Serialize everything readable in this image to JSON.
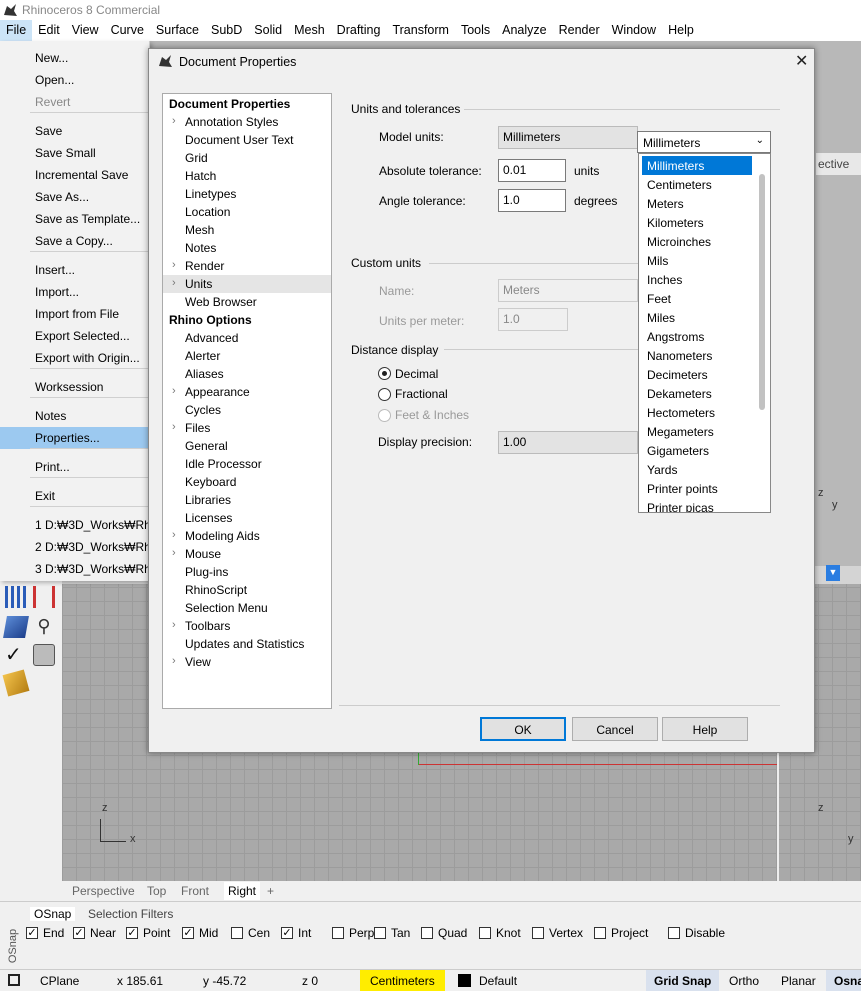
{
  "window": {
    "title": "Rhinoceros 8 Commercial"
  },
  "menubar": [
    "File",
    "Edit",
    "View",
    "Curve",
    "Surface",
    "SubD",
    "Solid",
    "Mesh",
    "Drafting",
    "Transform",
    "Tools",
    "Analyze",
    "Render",
    "Window",
    "Help"
  ],
  "file_menu": {
    "items": [
      "New...",
      "Open...",
      "Revert",
      "Save",
      "Save Small",
      "Incremental Save",
      "Save As...",
      "Save as Template...",
      "Save a Copy...",
      "Insert...",
      "Import...",
      "Import from File",
      "Export Selected...",
      "Export with Origin...",
      "Worksession",
      "Notes",
      "Properties...",
      "Print...",
      "Exit",
      "1 D:₩3D_Works₩Rhi",
      "2 D:₩3D_Works₩Rhi",
      "3 D:₩3D_Works₩Rhi"
    ],
    "selected": "Properties...",
    "disabled": [
      "Revert"
    ]
  },
  "dialog": {
    "title": "Document Properties",
    "close": "✕",
    "tree": {
      "doc_header": "Document Properties",
      "doc_items": [
        {
          "label": "Annotation Styles",
          "exp": true
        },
        {
          "label": "Document User Text",
          "exp": false
        },
        {
          "label": "Grid",
          "exp": false
        },
        {
          "label": "Hatch",
          "exp": false
        },
        {
          "label": "Linetypes",
          "exp": false
        },
        {
          "label": "Location",
          "exp": false
        },
        {
          "label": "Mesh",
          "exp": false
        },
        {
          "label": "Notes",
          "exp": false
        },
        {
          "label": "Render",
          "exp": true
        },
        {
          "label": "Units",
          "exp": true,
          "sel": true
        },
        {
          "label": "Web Browser",
          "exp": false
        }
      ],
      "rhino_header": "Rhino Options",
      "rhino_items": [
        {
          "label": "Advanced",
          "exp": false
        },
        {
          "label": "Alerter",
          "exp": false
        },
        {
          "label": "Aliases",
          "exp": false
        },
        {
          "label": "Appearance",
          "exp": true
        },
        {
          "label": "Cycles",
          "exp": false
        },
        {
          "label": "Files",
          "exp": true
        },
        {
          "label": "General",
          "exp": false
        },
        {
          "label": "Idle Processor",
          "exp": false
        },
        {
          "label": "Keyboard",
          "exp": false
        },
        {
          "label": "Libraries",
          "exp": false
        },
        {
          "label": "Licenses",
          "exp": false
        },
        {
          "label": "Modeling Aids",
          "exp": true
        },
        {
          "label": "Mouse",
          "exp": true
        },
        {
          "label": "Plug-ins",
          "exp": false
        },
        {
          "label": "RhinoScript",
          "exp": false
        },
        {
          "label": "Selection Menu",
          "exp": false
        },
        {
          "label": "Toolbars",
          "exp": true
        },
        {
          "label": "Updates and Statistics",
          "exp": false
        },
        {
          "label": "View",
          "exp": true
        }
      ]
    },
    "units": {
      "section_title": "Units and tolerances",
      "model_units_label": "Model units:",
      "model_units_value": "Millimeters",
      "abs_tol_label": "Absolute tolerance:",
      "abs_tol_value": "0.01",
      "abs_tol_unit": "units",
      "angle_tol_label": "Angle tolerance:",
      "angle_tol_value": "1.0",
      "angle_tol_unit": "degrees"
    },
    "custom": {
      "section_title": "Custom units",
      "name_label": "Name:",
      "name_value": "Meters",
      "upm_label": "Units per meter:",
      "upm_value": "1.0"
    },
    "distance": {
      "section_title": "Distance display",
      "options": [
        "Decimal",
        "Fractional",
        "Feet & Inches"
      ],
      "selected": "Decimal",
      "precision_label": "Display precision:",
      "precision_value": "1.00"
    },
    "buttons": {
      "ok": "OK",
      "cancel": "Cancel",
      "help": "Help"
    },
    "units_dropdown": {
      "current": "Millimeters",
      "options": [
        "Millimeters",
        "Centimeters",
        "Meters",
        "Kilometers",
        "Microinches",
        "Mils",
        "Inches",
        "Feet",
        "Miles",
        "Angstroms",
        "Nanometers",
        "Decimeters",
        "Dekameters",
        "Hectometers",
        "Megameters",
        "Gigameters",
        "Yards",
        "Printer points",
        "Printer picas"
      ]
    }
  },
  "viewport_tabs": [
    "Perspective",
    "Top",
    "Front",
    "Right",
    "+"
  ],
  "active_viewport": "Right",
  "viewport_label_fragment": "ective",
  "osnap": {
    "tabs": [
      "OSnap",
      "Selection Filters"
    ],
    "side_label": "OSnap",
    "items": [
      {
        "label": "End",
        "checked": true
      },
      {
        "label": "Near",
        "checked": true
      },
      {
        "label": "Point",
        "checked": true
      },
      {
        "label": "Mid",
        "checked": true
      },
      {
        "label": "Cen",
        "checked": false
      },
      {
        "label": "Int",
        "checked": true
      },
      {
        "label": "Perp",
        "checked": false
      },
      {
        "label": "Tan",
        "checked": false
      },
      {
        "label": "Quad",
        "checked": false
      },
      {
        "label": "Knot",
        "checked": false
      },
      {
        "label": "Vertex",
        "checked": false
      },
      {
        "label": "Project",
        "checked": false
      },
      {
        "label": "Disable",
        "checked": false
      }
    ]
  },
  "statusbar": {
    "cplane": "CPlane",
    "x": "x 185.61",
    "y": "y -45.72",
    "z": "z 0",
    "units": "Centimeters",
    "layer": "Default",
    "grid_snap": "Grid Snap",
    "ortho": "Ortho",
    "planar": "Planar",
    "osnap": "Osna"
  },
  "axis": {
    "z": "z",
    "x": "x",
    "y": "y"
  }
}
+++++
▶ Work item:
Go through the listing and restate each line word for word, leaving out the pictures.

▶ The completed task:
Serialize everything readable in this image to JSON.
{
  "window": {
    "title": "Rhinoceros 8 Commercial"
  },
  "menubar": [
    "File",
    "Edit",
    "View",
    "Curve",
    "Surface",
    "SubD",
    "Solid",
    "Mesh",
    "Drafting",
    "Transform",
    "Tools",
    "Analyze",
    "Render",
    "Window",
    "Help"
  ],
  "file_menu": {
    "items": [
      "New...",
      "Open...",
      "Revert",
      "Save",
      "Save Small",
      "Incremental Save",
      "Save As...",
      "Save as Template...",
      "Save a Copy...",
      "Insert...",
      "Import...",
      "Import from File",
      "Export Selected...",
      "Export with Origin...",
      "Worksession",
      "Notes",
      "Properties...",
      "Print...",
      "Exit",
      "1 D:₩3D_Works₩Rhi",
      "2 D:₩3D_Works₩Rhi",
      "3 D:₩3D_Works₩Rhi"
    ],
    "selected": "Properties...",
    "disabled": [
      "Revert"
    ]
  },
  "dialog": {
    "title": "Document Properties",
    "close": "✕",
    "tree": {
      "doc_header": "Document Properties",
      "doc_items": [
        {
          "label": "Annotation Styles",
          "exp": true
        },
        {
          "label": "Document User Text",
          "exp": false
        },
        {
          "label": "Grid",
          "exp": false
        },
        {
          "label": "Hatch",
          "exp": false
        },
        {
          "label": "Linetypes",
          "exp": false
        },
        {
          "label": "Location",
          "exp": false
        },
        {
          "label": "Mesh",
          "exp": false
        },
        {
          "label": "Notes",
          "exp": false
        },
        {
          "label": "Render",
          "exp": true
        },
        {
          "label": "Units",
          "exp": true,
          "sel": true
        },
        {
          "label": "Web Browser",
          "exp": false
        }
      ],
      "rhino_header": "Rhino Options",
      "rhino_items": [
        {
          "label": "Advanced",
          "exp": false
        },
        {
          "label": "Alerter",
          "exp": false
        },
        {
          "label": "Aliases",
          "exp": false
        },
        {
          "label": "Appearance",
          "exp": true
        },
        {
          "label": "Cycles",
          "exp": false
        },
        {
          "label": "Files",
          "exp": true
        },
        {
          "label": "General",
          "exp": false
        },
        {
          "label": "Idle Processor",
          "exp": false
        },
        {
          "label": "Keyboard",
          "exp": false
        },
        {
          "label": "Libraries",
          "exp": false
        },
        {
          "label": "Licenses",
          "exp": false
        },
        {
          "label": "Modeling Aids",
          "exp": true
        },
        {
          "label": "Mouse",
          "exp": true
        },
        {
          "label": "Plug-ins",
          "exp": false
        },
        {
          "label": "RhinoScript",
          "exp": false
        },
        {
          "label": "Selection Menu",
          "exp": false
        },
        {
          "label": "Toolbars",
          "exp": true
        },
        {
          "label": "Updates and Statistics",
          "exp": false
        },
        {
          "label": "View",
          "exp": true
        }
      ]
    },
    "units": {
      "section_title": "Units and tolerances",
      "model_units_label": "Model units:",
      "model_units_value": "Millimeters",
      "abs_tol_label": "Absolute tolerance:",
      "abs_tol_value": "0.01",
      "abs_tol_unit": "units",
      "angle_tol_label": "Angle tolerance:",
      "angle_tol_value": "1.0",
      "angle_tol_unit": "degrees"
    },
    "custom": {
      "section_title": "Custom units",
      "name_label": "Name:",
      "name_value": "Meters",
      "upm_label": "Units per meter:",
      "upm_value": "1.0"
    },
    "distance": {
      "section_title": "Distance display",
      "options": [
        "Decimal",
        "Fractional",
        "Feet & Inches"
      ],
      "selected": "Decimal",
      "precision_label": "Display precision:",
      "precision_value": "1.00"
    },
    "buttons": {
      "ok": "OK",
      "cancel": "Cancel",
      "help": "Help"
    },
    "units_dropdown": {
      "current": "Millimeters",
      "options": [
        "Millimeters",
        "Centimeters",
        "Meters",
        "Kilometers",
        "Microinches",
        "Mils",
        "Inches",
        "Feet",
        "Miles",
        "Angstroms",
        "Nanometers",
        "Decimeters",
        "Dekameters",
        "Hectometers",
        "Megameters",
        "Gigameters",
        "Yards",
        "Printer points",
        "Printer picas"
      ]
    }
  },
  "viewport_tabs": [
    "Perspective",
    "Top",
    "Front",
    "Right",
    "+"
  ],
  "active_viewport": "Right",
  "viewport_label_fragment": "ective",
  "osnap": {
    "tabs": [
      "OSnap",
      "Selection Filters"
    ],
    "side_label": "OSnap",
    "items": [
      {
        "label": "End",
        "checked": true
      },
      {
        "label": "Near",
        "checked": true
      },
      {
        "label": "Point",
        "checked": true
      },
      {
        "label": "Mid",
        "checked": true
      },
      {
        "label": "Cen",
        "checked": false
      },
      {
        "label": "Int",
        "checked": true
      },
      {
        "label": "Perp",
        "checked": false
      },
      {
        "label": "Tan",
        "checked": false
      },
      {
        "label": "Quad",
        "checked": false
      },
      {
        "label": "Knot",
        "checked": false
      },
      {
        "label": "Vertex",
        "checked": false
      },
      {
        "label": "Project",
        "checked": false
      },
      {
        "label": "Disable",
        "checked": false
      }
    ]
  },
  "statusbar": {
    "cplane": "CPlane",
    "x": "x 185.61",
    "y": "y -45.72",
    "z": "z 0",
    "units": "Centimeters",
    "layer": "Default",
    "grid_snap": "Grid Snap",
    "ortho": "Ortho",
    "planar": "Planar",
    "osnap": "Osna"
  },
  "axis": {
    "z": "z",
    "x": "x",
    "y": "y"
  }
}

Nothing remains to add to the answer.